Upcoming Arctic events at UAA

UAA will be hosting several major arctic gatherings this fall. They are: 

Eight Polar Law Symposium, September 25–26


The Eighth Polar Law Symposium is co-hosted by Alaska Pacific University (APU), the University of Alaska Fairbanks, the University of Alaska Anchorage (through its Justice Center and its Institute of Social and Economic Research), the University of Washington School of Law, and Vermont Law School, in cooperation with the Arctic Law Section of the Alaska Bar Association. The symposium will be held on both campuses of the University of Alaska: The theme is: “The science, scholarship, and practice of polar law: Strengthening arctic peoples and places.”

The symposium starts at the University of Alaska Fairbanks (UAF) Wood Center September 23–24 (Wed–Thu) and continues September 25–26 (Fri—Sat) at the University of Alaska Anchorage.

2015 Arctic Science Conference, October 1-3


The conference theme is “Healthy Estuaries: Sustainability and Resilience.”

As the eight Arctic nations become more prominent due to trade and commerce routes for the 21st century, the importance of near shore zones and estuaries to Arctic and Subarctic populations is becoming more explicit. Of the world’s four most geographically vast nations, three are found in the Circumpolar North. Resource development and associated infrastructure may impact the demands on ecosystem services underscoring the necessity to observe, document, understand and respond to climate change.

Conference foci include traditional scientific disciplines, science education, arctic social sciences, biomedical research, and artistic interpretation of the evolving North.

Relate North 2015: Culture, Community and Communication Symposium & Exhibition, November 4-6, 2015

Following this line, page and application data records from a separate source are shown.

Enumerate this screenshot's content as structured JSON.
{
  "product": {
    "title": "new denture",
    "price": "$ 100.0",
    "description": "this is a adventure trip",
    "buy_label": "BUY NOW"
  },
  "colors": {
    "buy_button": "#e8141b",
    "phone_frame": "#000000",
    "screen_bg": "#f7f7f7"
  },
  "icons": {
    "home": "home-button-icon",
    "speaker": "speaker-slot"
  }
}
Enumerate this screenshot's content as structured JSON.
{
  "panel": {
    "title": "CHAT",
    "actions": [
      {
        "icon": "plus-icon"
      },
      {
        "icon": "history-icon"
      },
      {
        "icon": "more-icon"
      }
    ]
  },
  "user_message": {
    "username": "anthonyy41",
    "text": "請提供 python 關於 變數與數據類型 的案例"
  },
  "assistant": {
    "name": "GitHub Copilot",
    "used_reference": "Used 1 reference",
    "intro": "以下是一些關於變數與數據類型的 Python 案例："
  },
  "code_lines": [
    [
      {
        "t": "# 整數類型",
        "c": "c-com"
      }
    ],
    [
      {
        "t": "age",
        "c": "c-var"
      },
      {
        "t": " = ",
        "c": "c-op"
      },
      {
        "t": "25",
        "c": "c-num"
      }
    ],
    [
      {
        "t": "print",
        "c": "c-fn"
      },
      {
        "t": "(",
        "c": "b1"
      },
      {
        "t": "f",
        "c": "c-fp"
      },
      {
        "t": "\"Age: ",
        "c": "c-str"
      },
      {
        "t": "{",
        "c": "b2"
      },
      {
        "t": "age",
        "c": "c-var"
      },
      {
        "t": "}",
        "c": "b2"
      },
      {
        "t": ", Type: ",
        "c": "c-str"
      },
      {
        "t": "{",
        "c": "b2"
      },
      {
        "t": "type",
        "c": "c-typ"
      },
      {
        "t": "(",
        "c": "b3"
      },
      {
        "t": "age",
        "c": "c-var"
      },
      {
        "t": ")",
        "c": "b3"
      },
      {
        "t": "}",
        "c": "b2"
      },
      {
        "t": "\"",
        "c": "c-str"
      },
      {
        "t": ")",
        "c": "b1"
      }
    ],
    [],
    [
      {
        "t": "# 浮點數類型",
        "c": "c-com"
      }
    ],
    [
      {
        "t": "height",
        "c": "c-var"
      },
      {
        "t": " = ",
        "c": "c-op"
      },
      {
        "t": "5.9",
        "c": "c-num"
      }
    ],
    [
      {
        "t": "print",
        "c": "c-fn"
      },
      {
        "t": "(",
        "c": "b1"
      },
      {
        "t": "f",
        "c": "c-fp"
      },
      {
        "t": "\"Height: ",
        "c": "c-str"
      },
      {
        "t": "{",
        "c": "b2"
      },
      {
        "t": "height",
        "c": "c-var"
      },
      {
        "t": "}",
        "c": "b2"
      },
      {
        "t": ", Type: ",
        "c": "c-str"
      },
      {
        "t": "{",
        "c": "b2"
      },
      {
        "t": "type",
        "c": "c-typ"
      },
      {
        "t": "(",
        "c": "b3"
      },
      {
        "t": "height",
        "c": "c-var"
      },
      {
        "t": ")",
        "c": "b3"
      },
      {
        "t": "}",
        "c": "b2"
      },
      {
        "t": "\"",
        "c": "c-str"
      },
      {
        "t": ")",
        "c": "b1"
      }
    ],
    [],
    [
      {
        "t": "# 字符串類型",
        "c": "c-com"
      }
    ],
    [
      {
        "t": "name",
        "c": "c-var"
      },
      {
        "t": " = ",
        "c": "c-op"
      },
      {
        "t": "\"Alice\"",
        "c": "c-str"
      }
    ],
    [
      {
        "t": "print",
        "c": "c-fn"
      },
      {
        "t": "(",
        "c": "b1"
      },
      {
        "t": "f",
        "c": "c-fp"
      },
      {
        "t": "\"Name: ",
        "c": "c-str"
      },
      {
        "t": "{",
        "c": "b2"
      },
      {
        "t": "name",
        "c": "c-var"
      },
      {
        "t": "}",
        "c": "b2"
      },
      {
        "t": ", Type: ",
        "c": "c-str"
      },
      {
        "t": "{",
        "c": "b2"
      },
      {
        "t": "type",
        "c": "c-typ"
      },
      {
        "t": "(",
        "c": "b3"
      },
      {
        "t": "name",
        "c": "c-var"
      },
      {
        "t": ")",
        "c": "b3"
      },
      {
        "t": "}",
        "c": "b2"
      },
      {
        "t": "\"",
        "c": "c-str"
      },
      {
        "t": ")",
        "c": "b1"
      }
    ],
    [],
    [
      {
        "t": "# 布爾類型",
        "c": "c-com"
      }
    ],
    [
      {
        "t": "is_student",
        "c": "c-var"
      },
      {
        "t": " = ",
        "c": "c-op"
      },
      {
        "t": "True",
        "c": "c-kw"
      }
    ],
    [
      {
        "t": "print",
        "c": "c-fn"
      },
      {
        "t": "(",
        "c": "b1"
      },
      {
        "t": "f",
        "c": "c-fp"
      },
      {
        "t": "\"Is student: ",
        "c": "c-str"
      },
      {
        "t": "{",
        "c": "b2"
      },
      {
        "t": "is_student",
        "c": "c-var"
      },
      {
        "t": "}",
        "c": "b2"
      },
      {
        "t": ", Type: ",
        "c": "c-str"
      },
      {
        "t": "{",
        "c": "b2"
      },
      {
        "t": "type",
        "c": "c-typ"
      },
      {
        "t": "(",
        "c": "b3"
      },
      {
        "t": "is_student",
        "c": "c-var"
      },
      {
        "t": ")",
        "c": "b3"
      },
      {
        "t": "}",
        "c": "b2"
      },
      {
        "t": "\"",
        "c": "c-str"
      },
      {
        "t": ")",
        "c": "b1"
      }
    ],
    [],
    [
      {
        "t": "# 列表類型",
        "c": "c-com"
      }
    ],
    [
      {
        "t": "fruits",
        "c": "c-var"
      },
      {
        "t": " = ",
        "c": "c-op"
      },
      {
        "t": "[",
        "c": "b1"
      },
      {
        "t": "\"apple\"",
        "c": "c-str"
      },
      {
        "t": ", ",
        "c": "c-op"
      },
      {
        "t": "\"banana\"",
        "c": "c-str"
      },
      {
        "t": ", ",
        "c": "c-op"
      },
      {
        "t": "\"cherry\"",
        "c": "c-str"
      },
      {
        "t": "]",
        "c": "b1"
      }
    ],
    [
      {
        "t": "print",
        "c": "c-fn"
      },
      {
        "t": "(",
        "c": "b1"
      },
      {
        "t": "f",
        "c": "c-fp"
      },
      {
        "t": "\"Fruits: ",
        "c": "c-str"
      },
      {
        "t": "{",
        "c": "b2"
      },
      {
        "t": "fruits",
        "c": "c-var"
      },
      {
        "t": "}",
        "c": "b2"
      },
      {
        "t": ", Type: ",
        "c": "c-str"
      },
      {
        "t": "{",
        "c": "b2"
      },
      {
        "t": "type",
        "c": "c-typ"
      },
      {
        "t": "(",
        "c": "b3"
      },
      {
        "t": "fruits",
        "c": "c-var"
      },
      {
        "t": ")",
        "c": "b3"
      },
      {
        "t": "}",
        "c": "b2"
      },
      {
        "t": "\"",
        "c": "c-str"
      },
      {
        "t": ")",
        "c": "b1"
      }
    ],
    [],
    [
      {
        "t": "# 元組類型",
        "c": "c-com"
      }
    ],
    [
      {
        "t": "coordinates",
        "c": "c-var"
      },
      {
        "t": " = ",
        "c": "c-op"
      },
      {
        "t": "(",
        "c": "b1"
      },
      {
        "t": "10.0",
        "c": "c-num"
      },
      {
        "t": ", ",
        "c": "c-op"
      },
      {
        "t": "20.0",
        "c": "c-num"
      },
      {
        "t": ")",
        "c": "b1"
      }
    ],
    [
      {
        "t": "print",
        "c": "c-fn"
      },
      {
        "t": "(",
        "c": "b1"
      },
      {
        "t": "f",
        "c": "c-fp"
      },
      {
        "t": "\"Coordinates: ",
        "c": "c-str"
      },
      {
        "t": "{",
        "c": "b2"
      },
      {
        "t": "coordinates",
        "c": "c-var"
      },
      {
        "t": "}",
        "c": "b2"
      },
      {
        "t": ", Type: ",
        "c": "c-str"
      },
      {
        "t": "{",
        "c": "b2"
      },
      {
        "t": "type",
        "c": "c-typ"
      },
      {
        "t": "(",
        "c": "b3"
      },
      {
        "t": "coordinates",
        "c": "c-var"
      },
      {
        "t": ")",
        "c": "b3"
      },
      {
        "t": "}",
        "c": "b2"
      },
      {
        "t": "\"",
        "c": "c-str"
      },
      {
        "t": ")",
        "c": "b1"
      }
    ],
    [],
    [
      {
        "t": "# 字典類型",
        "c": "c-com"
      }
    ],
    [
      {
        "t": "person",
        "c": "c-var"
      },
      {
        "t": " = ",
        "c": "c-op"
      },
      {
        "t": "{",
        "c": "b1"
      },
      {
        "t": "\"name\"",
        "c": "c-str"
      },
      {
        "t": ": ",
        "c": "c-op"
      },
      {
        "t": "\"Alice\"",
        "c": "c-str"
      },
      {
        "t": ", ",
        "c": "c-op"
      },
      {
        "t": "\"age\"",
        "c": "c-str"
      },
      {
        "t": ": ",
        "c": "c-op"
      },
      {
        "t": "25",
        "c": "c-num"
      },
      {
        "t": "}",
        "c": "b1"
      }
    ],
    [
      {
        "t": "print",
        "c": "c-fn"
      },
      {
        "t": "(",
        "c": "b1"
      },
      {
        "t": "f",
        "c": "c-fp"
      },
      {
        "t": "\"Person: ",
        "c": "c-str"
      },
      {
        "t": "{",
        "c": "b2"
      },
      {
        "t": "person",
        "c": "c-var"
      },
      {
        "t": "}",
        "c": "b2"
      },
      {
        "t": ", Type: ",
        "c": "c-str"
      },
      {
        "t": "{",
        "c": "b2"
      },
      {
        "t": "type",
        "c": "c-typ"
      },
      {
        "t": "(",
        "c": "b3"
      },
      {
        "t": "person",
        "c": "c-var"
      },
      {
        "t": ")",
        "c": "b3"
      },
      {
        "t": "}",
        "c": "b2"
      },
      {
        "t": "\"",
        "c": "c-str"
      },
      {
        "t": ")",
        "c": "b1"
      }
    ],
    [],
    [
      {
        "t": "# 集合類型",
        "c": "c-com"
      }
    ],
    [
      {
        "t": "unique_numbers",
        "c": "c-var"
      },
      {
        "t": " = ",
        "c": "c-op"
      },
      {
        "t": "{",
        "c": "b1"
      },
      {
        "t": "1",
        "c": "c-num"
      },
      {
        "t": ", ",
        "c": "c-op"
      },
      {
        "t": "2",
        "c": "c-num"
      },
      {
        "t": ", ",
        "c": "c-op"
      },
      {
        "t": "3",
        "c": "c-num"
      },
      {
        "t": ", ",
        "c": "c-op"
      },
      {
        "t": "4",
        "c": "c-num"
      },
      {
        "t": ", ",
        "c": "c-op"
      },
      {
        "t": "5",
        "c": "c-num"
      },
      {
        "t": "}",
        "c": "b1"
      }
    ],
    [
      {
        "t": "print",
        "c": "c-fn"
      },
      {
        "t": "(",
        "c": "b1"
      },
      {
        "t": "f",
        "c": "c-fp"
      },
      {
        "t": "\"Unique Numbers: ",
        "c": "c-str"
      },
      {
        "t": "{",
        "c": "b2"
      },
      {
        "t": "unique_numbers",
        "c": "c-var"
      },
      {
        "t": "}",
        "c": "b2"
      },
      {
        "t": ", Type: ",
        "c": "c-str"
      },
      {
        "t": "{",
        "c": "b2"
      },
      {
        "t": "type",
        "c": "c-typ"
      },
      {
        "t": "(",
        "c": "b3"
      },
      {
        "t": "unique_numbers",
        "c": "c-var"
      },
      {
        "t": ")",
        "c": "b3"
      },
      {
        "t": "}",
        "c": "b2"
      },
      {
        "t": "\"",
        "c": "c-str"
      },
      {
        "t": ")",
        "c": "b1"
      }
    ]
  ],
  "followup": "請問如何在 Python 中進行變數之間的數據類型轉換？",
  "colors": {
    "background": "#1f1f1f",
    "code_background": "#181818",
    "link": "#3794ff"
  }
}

The symposium and exhibition is a collaboration between the University of the Arctic ASAD thematic network, the University of Alaska Anchorage, the University of Lapland and the Kimura Gallery. The event will address several questions including: What role can art play in representing a northern sense of culture, community and identity? How can art stimulate debate about indigenous issues and other northern and Arctic ways of living in challenging environments? What role can art play in communication of northern issues?